Chief Executive Officer of Console Paul Kelly has resigned and the board of the charity has set up an independent external review of issues raised in a report by the RTÉ Investigations Unit.

Patricia Kelly, Mr Kelly's wife, and Joan McKenna, Mr Kelly's sister, have also resigned as directors of the charity.

A statement issued on behalf of Console confirmed the resignations. It said the board is appointing external reviewers to appoint a review of the issues that were raised in the RTÉ report.

The reviewers are Tom Murray, Forensic Accountant and David Hall. The statement said they will be provided with "full and unrestricted access to Console's premises, staff, files and records." 

The reviewers have been asked to "furnish to the Board [of Console] a report of their findings and recommendations within 60 days."

The report by the RTÉ Investigations Unit revealed serious mismanagement and deception by Mr Kelly, who was the founder of Console Suicide Bereavement Counselling Limited.

"RTÉ Investigates - Broken Trust" - revealed concerns surrounding the charity's finances with regards to cash receipting, expense claims and financial accounts.

The report also showed that, when applying for State grants, the charity on several occasions altered accounts to omit the reference to directors' pay and other benefits.

These amounts totalled over €215,000, according to accounts filed by Console with the Companies Registration Office for the three years 2010 to 2012.

There are very strict rules in place for organisations like Console that avail of the tax exemption status from the Revenue Commissioners, notably independence of the board of directors and no payment of salary to directors. If a charity does not comply its tax exemption status can be withdrawn.

Console currently avails of the tax exemption therefore the payments made to the directors from 2010 to 2012 were not permitted under Revenue regulations.

The payments were also prohibited under the company’s Memorandum of Association. Furthermore, in accounts seen by the RTÉ Investigations Unit submitted to funders, references to directors' pay and other benefits were omitted or edited.
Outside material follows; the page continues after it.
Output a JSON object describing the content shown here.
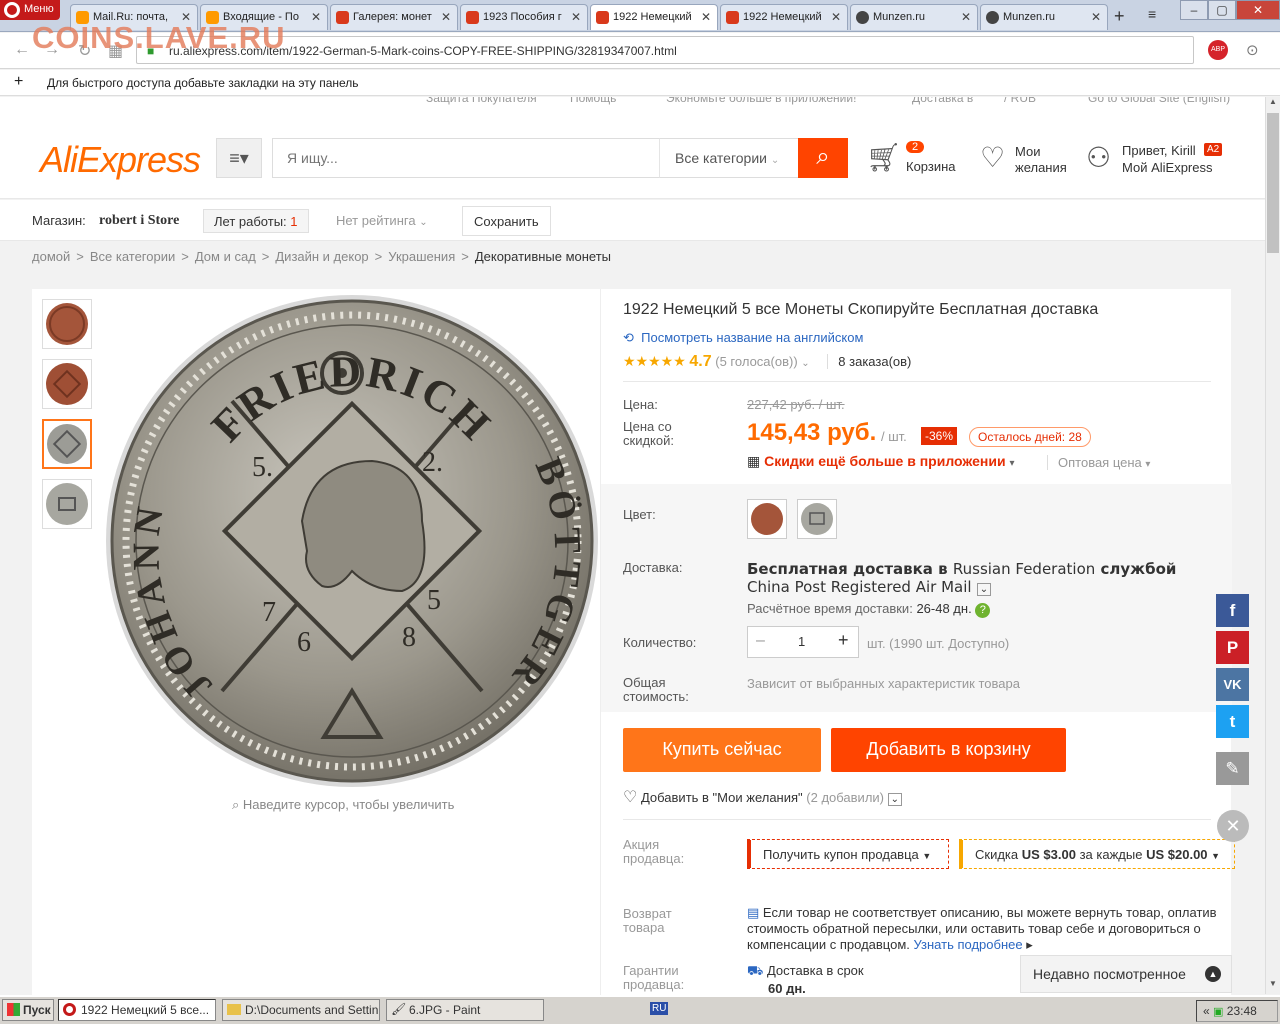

There were other misrepresentations. The directors in the period 2010 to early 2014 were made up of Mr Kelly, his wife Patricia, another close family relative and, for a brief period, a second member of his immediate family.
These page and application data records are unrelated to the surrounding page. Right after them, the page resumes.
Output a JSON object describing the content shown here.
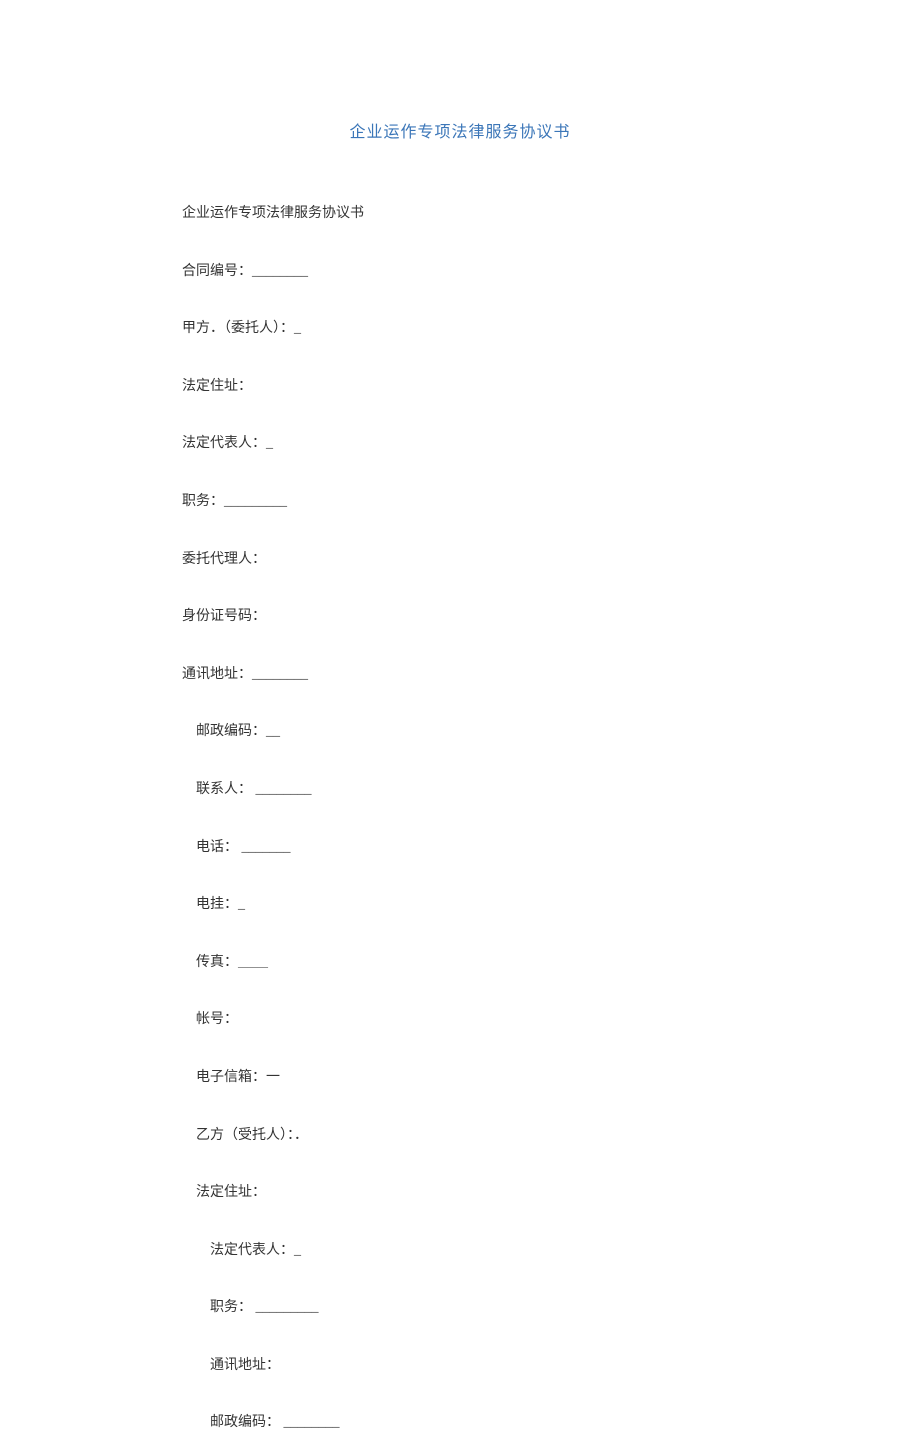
{
  "title": "企业运作专项法律服务协议书",
  "lines": [
    {
      "text": "企业运作专项法律服务协议书",
      "indent": ""
    },
    {
      "text": "合同编号：________",
      "indent": ""
    },
    {
      "text": "甲方．（委托人）：_",
      "indent": ""
    },
    {
      "text": "法定住址：",
      "indent": ""
    },
    {
      "text": "法定代表人：_",
      "indent": ""
    },
    {
      "text": "职务：_________",
      "indent": ""
    },
    {
      "text": "委托代理人：",
      "indent": ""
    },
    {
      "text": "身份证号码：",
      "indent": ""
    },
    {
      "text": "通讯地址：________",
      "indent": ""
    },
    {
      "text": "邮政编码：__",
      "indent": "indent-1"
    },
    {
      "text": "联系人：  ________",
      "indent": "indent-1"
    },
    {
      "text": "电话：  _______",
      "indent": "indent-1"
    },
    {
      "text": "电挂：_",
      "indent": "indent-1"
    },
    {
      "text": "传真：______",
      "indent": "indent-1",
      "smallUnderline": true
    },
    {
      "text": "帐号：",
      "indent": "indent-1"
    },
    {
      "text": "电子信箱：一",
      "indent": "indent-1"
    },
    {
      "text": "乙方（受托人）：．",
      "indent": "indent-1"
    },
    {
      "text": "法定住址：",
      "indent": "indent-1"
    },
    {
      "text": "法定代表人：_",
      "indent": "indent-2"
    },
    {
      "text": "职务：  _________",
      "indent": "indent-2"
    },
    {
      "text": "通讯地址：",
      "indent": "indent-2"
    },
    {
      "text": "邮政编码：  ________",
      "indent": "indent-2"
    }
  ]
}
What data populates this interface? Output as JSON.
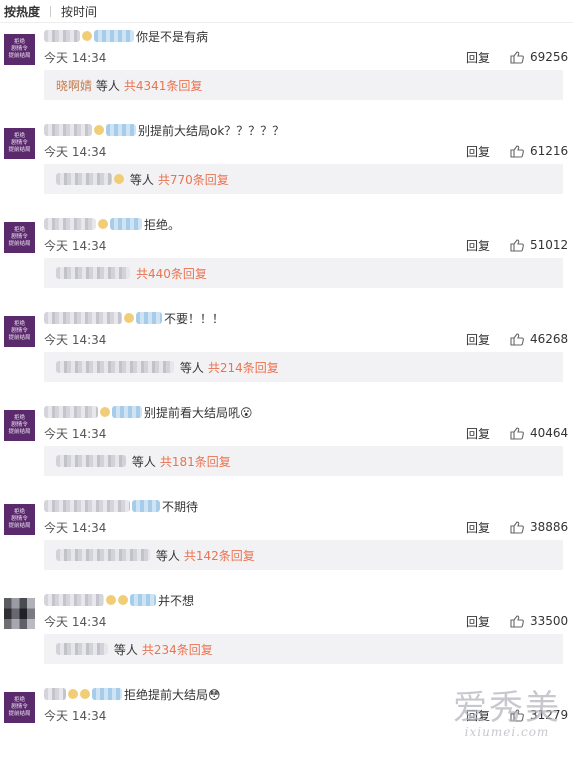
{
  "tabs": {
    "hot": "按热度",
    "time": "按时间"
  },
  "ui": {
    "reply": "回复",
    "and": "等人",
    "like_icon": "thumbs-up-icon"
  },
  "avatar_text": [
    "拒绝",
    "剧情令",
    "提前结局"
  ],
  "comments": [
    {
      "text": "你是不是有病",
      "time": "今天 14:34",
      "likes": "69256",
      "sub_name": "晓啊婧",
      "sub_total": "共4341条回复"
    },
    {
      "text": "别提前大结局ok？？？？？",
      "time": "今天 14:34",
      "likes": "61216",
      "sub_name": "",
      "sub_total": "共770条回复"
    },
    {
      "text": "拒绝。",
      "time": "今天 14:34",
      "likes": "51012",
      "sub_name": "",
      "sub_total": "共440条回复"
    },
    {
      "text": "不要！！！",
      "time": "今天 14:34",
      "likes": "46268",
      "sub_name": "",
      "sub_total": "共214条回复"
    },
    {
      "text": "别提前看大结局吼😮",
      "time": "今天 14:34",
      "likes": "40464",
      "sub_name": "",
      "sub_total": "共181条回复"
    },
    {
      "text": "不期待",
      "time": "今天 14:34",
      "likes": "38886",
      "sub_name": "",
      "sub_total": "共142条回复"
    },
    {
      "text": "并不想",
      "time": "今天 14:34",
      "likes": "33500",
      "sub_name": "",
      "sub_total": "共234条回复"
    },
    {
      "text": "拒绝提前大结局😳",
      "time": "今天 14:34",
      "likes": "31279"
    }
  ],
  "watermark": {
    "top": "爱秀美",
    "bottom": "ixiumei.com"
  }
}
Once again under the rules of the Revenue Commissioners, there should be "a minimum of three Officers, Trustees or Directors, who are not related and (are) independent of each other."

However, when Console submitted accounts to funding agencies such as the Department of Foreign Affairs or the Health Service Executive, Patricia Kelly signed the accounts using her maiden name Patricia Dowling, making it less apparent that the directors were not independent of one another.
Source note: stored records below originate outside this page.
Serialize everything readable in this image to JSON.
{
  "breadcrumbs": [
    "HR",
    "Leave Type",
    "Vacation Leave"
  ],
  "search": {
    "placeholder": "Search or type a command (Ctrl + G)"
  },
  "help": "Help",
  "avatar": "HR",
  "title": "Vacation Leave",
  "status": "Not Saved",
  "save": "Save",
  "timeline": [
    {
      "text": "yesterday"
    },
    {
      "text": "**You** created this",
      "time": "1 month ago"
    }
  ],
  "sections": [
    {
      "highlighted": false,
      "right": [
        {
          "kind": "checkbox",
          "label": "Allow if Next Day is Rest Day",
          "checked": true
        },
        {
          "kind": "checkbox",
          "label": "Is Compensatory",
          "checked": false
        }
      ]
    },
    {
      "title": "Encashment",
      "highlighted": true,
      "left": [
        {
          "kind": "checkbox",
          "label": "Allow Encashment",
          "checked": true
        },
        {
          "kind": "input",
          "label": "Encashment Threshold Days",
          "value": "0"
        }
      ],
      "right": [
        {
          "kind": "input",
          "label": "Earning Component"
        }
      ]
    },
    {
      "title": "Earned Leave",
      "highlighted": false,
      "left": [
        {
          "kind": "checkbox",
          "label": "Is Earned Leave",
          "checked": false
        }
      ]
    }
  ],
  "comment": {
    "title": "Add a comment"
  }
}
In other company documents, directors who were members of the Kelly family were registered with varying dates of birth.

In documents submitted to funders, the charity also incorrectly claimed that certain people were board members.

One of these was former senator Jillian van Turnhout who told the programme that she was "stunned" that her name had been used and that it is "hugely alarming that any charity would purport that anyone is on the board who is not on their board."

Ms van Turnhout’s name appeared on a list that included at least five other directors whose names were used without their permission.

In an interview for the programme, HSE National Director for Mental Health Anne O'Connor confirmed the HSE has concerns arising from an audit it conducted on the charity. 

The audit examined "the governance of Console in terms of its structure, its management and the actual financial arrangements within the organisation in terms of cash receipting, expenses and accounts," Ms O’Connor told RTÉ.

"There are a number of concerns within the report," she said, adding that it is in final draft form and contains 229 pages and 89 recommendations. When pressed she said she could not comment on the specific findings.

The audit was commenced in April 2015 on foot of concerns raised by the HSE’s National Office of Suicide Prevention.

Ms O'Connor said "the office couldn't be satisfied that ... the information we were getting was something that we could live with or that fitted with the governance framework set out in the formal agreement" with Console. 

The HSE is Console's main funder: providing over a quarter of the charity's income of €12m in the nine years to 2014.

Ms O'Connor said that audit dealt only with finance and governance issues and does not relate to the counselling service that Console provides.

"At no time during this process have we had concerns raised in respect of the service that is provided to the public," she said.

The RTÉ Investigations Unit report follows a document trail evidencing many examples of misrepresentation by the charity and also highlights Paul Kelly’s controversial involvement in the charity sector going back three decades.

In correspondence to RTÉ, Mr Kelly has denied any wrongdoing.

The gardaí has said it has recently received correspondence in relation to a particular charity regarding a number of issues. 

In a statement, it said the issues are being assessed to determine if there are criminal matters which fall within the remit of An Garda Síochána.